'More billionaires than black people'

By Abbey Marshall

Kamala Harris’ decision to drop out of the presidential race has other non-white Democratic candidates lamenting the makeup of the next debate stage and the field overall.

Harris was the only person of color who had qualified for the Dec. 19 debate being hosted by POLITICO and PBS NewsHour — a situation Cory Booker called a “damn shame.” Andrew Yang and Tulsi Gabbard, both people of color, are close to qualifying but have not done so yet.

“I’m a little angry, I have to say, that we started with one of the most diverse fields in our history, giving people pride,” the New Jersey senator, who is not on track to make the debate, said on MSNBC Tuesday night.
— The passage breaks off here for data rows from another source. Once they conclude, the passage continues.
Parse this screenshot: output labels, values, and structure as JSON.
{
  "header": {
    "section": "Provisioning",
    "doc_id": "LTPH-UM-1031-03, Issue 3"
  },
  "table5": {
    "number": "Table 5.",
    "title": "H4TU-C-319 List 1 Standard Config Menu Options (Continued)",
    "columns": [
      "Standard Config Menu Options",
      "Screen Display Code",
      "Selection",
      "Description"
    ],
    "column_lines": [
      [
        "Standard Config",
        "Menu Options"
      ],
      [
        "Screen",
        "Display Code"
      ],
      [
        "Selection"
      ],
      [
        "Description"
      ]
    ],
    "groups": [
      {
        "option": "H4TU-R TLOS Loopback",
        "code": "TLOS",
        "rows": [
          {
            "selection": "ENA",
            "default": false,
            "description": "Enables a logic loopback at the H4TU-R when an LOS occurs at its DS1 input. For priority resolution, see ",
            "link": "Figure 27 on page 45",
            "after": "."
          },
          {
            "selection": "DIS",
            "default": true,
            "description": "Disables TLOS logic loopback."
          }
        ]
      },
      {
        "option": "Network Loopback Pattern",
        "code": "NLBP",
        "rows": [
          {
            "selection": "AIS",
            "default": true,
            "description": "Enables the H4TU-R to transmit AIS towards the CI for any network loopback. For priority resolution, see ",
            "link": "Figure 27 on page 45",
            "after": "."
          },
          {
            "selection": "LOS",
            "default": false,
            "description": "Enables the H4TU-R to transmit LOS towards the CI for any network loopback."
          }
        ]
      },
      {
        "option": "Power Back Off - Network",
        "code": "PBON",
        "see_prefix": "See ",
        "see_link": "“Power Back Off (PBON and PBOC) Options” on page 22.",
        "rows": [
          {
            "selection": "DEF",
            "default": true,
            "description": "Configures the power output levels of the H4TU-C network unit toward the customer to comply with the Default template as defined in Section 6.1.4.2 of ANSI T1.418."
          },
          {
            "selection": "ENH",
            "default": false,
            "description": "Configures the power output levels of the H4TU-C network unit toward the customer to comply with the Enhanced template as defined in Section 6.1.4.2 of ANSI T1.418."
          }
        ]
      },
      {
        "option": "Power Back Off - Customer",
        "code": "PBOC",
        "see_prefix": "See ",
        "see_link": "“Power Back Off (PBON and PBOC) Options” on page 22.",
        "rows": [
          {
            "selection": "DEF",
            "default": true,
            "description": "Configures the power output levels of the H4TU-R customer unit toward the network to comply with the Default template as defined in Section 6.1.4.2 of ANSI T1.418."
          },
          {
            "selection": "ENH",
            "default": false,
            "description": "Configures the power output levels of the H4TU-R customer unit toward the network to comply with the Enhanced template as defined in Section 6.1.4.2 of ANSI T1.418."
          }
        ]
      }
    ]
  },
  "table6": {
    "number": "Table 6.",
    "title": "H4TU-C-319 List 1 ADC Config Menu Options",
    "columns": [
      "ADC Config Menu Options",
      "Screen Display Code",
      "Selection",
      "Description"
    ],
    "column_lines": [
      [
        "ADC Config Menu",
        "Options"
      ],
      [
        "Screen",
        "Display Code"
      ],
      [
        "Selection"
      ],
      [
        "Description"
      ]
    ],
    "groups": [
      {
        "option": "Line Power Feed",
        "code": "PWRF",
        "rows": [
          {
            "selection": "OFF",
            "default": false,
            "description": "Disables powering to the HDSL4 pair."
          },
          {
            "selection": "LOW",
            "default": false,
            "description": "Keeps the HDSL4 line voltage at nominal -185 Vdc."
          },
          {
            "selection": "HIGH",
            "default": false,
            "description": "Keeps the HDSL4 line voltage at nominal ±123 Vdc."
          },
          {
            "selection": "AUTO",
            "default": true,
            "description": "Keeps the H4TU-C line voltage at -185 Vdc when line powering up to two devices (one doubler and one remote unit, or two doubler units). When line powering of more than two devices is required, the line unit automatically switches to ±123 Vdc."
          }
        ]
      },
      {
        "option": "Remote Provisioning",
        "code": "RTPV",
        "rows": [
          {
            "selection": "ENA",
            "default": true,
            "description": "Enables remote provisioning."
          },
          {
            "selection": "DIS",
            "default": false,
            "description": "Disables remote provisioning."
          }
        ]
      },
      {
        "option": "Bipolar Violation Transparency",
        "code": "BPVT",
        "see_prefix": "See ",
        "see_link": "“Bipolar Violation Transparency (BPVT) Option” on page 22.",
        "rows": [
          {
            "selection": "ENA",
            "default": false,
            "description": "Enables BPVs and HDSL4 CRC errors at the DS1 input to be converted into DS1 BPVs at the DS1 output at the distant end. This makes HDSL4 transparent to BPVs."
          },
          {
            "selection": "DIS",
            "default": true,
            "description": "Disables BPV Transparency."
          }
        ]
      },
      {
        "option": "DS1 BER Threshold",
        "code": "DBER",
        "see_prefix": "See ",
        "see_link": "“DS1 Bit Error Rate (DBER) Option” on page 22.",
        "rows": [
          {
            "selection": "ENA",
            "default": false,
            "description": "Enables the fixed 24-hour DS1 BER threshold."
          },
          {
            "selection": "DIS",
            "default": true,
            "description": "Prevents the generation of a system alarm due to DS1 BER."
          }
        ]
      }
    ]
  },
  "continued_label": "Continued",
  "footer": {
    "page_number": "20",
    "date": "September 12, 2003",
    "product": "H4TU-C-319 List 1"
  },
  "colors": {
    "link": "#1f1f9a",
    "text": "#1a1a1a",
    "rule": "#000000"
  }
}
Booker went further in a livestreamed Buzzfeed News interview on Twitter Wednesday: "I don't understand how we've gotten to this place where there's more billionaires in the race than there are black people," he said.

Booker later dug in on Twitter, reflecting on how one of the most initially diverse fields in history has dwindled: “We're spiraling toward a debate stage without a single person of color.”

Former Housing and Urban Development Secretary Julián Castro echoed Booker’s sentiments, arguing coverage of Harris’ campaign was “grossly unfair and unfortunate.” Pointing to stories by The Washington Post, POLITICO and The New York Times, Castro decried the media for pushing a “flawed formula” of electability that subjects women and candidates of color to a double standard.

“Our party’s diversity is our strength, and it’s a shame that we’re headed for a December debate without a single person of color,” Castro later tweeted.

Aside from Booker and Castro, the other non-white candidates in the race — entrepreneur Yang, Gabbard and former Massachusetts Gov. Deval Patrick — have not hit the DNC's polling and donor thresholds. Four white men and two white women have qualified: Former Vice President Joe Biden, South Bend Mayor Pete Buttigieg, billionaire Tom Steyer, and Sens. Bernie Sanders, Elizabeth Warren, and Amy Klobuchar.

Andrew Gillum, who ran unsuccessfully for Florida governor last year, tweeted links to both Booker and Castro's campaign contribution pages, urging people to help them make the debate.

"I'm donating to both @JulianCastro & @CoryBooker — we need them on that debate stage," the African-American former mayor of Tallahassee tweeted Wednesday. "Our diversity is our strength & our debates must reflect that fully."

While Democrats expressed concern about the narrowing field's dwindling diversity, some Republicans took to Twitter to mock that fear. Wyoming Rep. Liz Cheney quoted a tweet listing the all-white candidates on the December stage with the quip: “You forgot about Pocahontas,” invoking President Donald Trump's nickname for Warren.

Warren apologized earlier this year for identifying as Native American earlier in her career.

CORRECTION: A previous version of this story misstated the date of the December Democratic debate. It will take place on Dec. 19.